Zambia is another example. In 2002 Zambia rejected U.S. aid shipments at the height of famine stating that it was “poison” because the shipments contained corn produced through genetic engineering. A lot of people died of starvation because of this fear. Just recently, however, the Minister of Agriculture there indicated that the government will be consulting with stakeholders about the possibility adopting genetically modified (GM) cotton seeds.
Promoting Private Investment
Our work in breaking down barriers to trade and working with public officials and the media paves the way to the crucial third component of the Department of State’s work to promote agriculture: promoting private investment.
We work with the private sector to encourage investment and cooperation with countries that need its help in modernizing and creating a more efficient agricultural system. Companies like Monsanto and DuPont have an important role to play in this area. Other companies are also seeing the potential in Africa, and are accordingly helping to address things like post-harvest losses and other challenges.
Our principal objective is to ensure that sound legal and regulatory systems exist in several key countries in Africa, thereby creating fertile ground for investment and innovation, particularly in biotechnology. As we know, such structural changes will take time and concerted effort to come about. However, it is our hope that with our continued engagement of host governments, industry, the public, and the media on the significant benefits of biotechnology for Africa, along with focus and perseverance, we can tear down the barriers that have long kept this technology out of Africa. These efforts can begin to build the foundations that will allow Africans, like their Asian counterparts, to reap the real benefits of biotechnology. To this end, this coming year we look to provide State Department funding for programs identified by U.S. missions in target African countries that contribute to realizing this overarching goal.
We know about the exciting developments in agricultural biotechnology. Researchers around the world are already working on the next generation of biotech crops, like cassava and rice, to increase their vitamin, mineral, and protein content. Work is also well underway on crops with a wider array of benefits for farmers, like drought and salt tolerance and nitrogen-use efficiency, to address challenges due to climate change.
At the Department of State, we work to promote open markets and science-based regulations that will pave the way for use of these technologies. For example, in Indonesia we sponsored an Agriculture and Investment Forum and a workshop on agricultural biotechnology, capitalizing on Indonesia’s increased political interest in the technology. As a result we were able to expand the number of approvals of biotech products, aiding Indonesia’s food security and expanding the potential for U.S. exports in Indonesia.

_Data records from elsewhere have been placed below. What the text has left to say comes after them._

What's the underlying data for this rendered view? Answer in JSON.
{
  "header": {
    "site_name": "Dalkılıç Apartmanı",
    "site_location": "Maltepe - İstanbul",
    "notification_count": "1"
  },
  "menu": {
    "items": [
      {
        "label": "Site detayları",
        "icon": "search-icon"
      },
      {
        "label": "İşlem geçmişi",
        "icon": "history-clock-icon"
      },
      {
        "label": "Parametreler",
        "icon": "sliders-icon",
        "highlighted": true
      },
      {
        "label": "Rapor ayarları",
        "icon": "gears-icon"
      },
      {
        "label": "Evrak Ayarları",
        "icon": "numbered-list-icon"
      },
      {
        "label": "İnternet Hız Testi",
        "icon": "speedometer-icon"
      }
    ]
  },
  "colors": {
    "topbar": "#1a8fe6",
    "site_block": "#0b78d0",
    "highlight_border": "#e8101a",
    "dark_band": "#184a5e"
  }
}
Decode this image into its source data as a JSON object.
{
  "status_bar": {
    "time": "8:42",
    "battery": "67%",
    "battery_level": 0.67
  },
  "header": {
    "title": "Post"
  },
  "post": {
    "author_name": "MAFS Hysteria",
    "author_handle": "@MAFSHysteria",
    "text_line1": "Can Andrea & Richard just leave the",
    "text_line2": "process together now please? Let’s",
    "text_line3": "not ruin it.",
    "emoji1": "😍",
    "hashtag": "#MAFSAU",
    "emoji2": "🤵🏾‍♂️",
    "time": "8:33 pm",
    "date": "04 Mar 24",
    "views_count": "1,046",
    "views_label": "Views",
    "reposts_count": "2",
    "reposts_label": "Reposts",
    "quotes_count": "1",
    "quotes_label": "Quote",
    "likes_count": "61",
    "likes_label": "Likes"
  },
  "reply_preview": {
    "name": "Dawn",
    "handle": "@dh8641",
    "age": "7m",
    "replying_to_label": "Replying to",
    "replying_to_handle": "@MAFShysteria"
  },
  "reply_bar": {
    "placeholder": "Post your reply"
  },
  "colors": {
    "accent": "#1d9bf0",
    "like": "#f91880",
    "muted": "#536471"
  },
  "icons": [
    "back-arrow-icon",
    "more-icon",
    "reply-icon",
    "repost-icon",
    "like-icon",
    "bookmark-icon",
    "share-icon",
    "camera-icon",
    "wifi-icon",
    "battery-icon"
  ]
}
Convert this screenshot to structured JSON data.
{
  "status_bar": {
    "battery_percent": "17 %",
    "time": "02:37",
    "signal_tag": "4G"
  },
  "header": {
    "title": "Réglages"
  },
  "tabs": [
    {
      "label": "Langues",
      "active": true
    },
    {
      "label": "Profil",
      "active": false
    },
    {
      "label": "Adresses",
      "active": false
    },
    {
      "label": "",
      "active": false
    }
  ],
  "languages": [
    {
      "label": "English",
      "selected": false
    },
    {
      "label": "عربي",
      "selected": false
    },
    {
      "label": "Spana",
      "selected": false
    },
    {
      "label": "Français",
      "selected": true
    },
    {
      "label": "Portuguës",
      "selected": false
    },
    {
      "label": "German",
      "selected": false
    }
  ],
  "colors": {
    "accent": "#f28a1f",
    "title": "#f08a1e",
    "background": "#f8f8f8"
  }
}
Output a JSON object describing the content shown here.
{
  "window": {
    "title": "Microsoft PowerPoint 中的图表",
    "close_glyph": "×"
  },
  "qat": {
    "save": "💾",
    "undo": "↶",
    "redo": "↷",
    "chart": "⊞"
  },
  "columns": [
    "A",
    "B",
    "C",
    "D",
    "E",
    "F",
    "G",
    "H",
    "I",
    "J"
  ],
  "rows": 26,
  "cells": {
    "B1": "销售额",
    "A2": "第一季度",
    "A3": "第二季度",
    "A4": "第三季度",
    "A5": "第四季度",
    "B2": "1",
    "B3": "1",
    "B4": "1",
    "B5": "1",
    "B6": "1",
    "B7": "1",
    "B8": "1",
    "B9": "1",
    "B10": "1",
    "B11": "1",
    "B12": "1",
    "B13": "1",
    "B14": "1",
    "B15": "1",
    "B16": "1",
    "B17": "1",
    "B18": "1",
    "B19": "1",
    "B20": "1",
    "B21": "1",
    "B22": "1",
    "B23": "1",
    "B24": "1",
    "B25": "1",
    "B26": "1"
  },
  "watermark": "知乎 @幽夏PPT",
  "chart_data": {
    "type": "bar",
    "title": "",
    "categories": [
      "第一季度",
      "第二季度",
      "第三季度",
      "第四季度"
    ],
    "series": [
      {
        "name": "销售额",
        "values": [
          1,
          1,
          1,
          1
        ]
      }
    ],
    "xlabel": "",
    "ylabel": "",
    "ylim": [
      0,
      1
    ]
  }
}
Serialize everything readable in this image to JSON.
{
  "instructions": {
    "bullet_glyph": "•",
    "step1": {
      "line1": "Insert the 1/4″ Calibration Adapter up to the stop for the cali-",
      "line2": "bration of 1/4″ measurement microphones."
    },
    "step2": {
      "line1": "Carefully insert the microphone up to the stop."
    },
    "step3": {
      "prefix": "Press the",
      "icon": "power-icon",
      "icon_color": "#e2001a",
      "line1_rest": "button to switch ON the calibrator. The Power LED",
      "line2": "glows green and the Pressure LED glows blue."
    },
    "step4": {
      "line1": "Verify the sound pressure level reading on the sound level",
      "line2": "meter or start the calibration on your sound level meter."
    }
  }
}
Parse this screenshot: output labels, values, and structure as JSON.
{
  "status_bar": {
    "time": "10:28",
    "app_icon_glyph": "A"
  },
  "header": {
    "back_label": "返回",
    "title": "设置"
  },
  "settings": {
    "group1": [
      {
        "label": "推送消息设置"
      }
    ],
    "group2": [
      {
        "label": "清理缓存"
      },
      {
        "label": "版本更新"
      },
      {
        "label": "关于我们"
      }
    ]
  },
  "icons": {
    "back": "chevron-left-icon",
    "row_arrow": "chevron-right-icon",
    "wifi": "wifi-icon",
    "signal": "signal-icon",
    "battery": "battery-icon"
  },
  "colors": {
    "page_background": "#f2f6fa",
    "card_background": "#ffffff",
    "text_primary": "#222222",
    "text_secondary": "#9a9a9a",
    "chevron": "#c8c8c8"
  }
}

Next year we are going to focus on five to seven countries in Africa to work with them on creating a regulatory system, talk about what they need to do to encourage private investment, and especially engage the elite and government.
We have talked about the problem of the need for more food globally. We have talked about some of the things that we at the Department of State are doing to address this issue through our work in breaking down trade barriers, working to inform public officials about the benefits of science-based agriculture, and promoting private investment. We have talked about some of our plans for the near future.
In March, I went to a Frito Lay factory in Kolkata. Frito Lay there has worked with farmers to grow crops of the right potatoes for their factories, set a price so farmers know what they will receive, and bring those potatoes directly to the factory for sale. They don’t have a 30 to 40 percent loss in trying to market their products. I talked to one farmer who had brought his son along with him for the day. He told me that the system worked really well for him. “Why should I not take advantage of this when it has such material benefits for my son and his future?”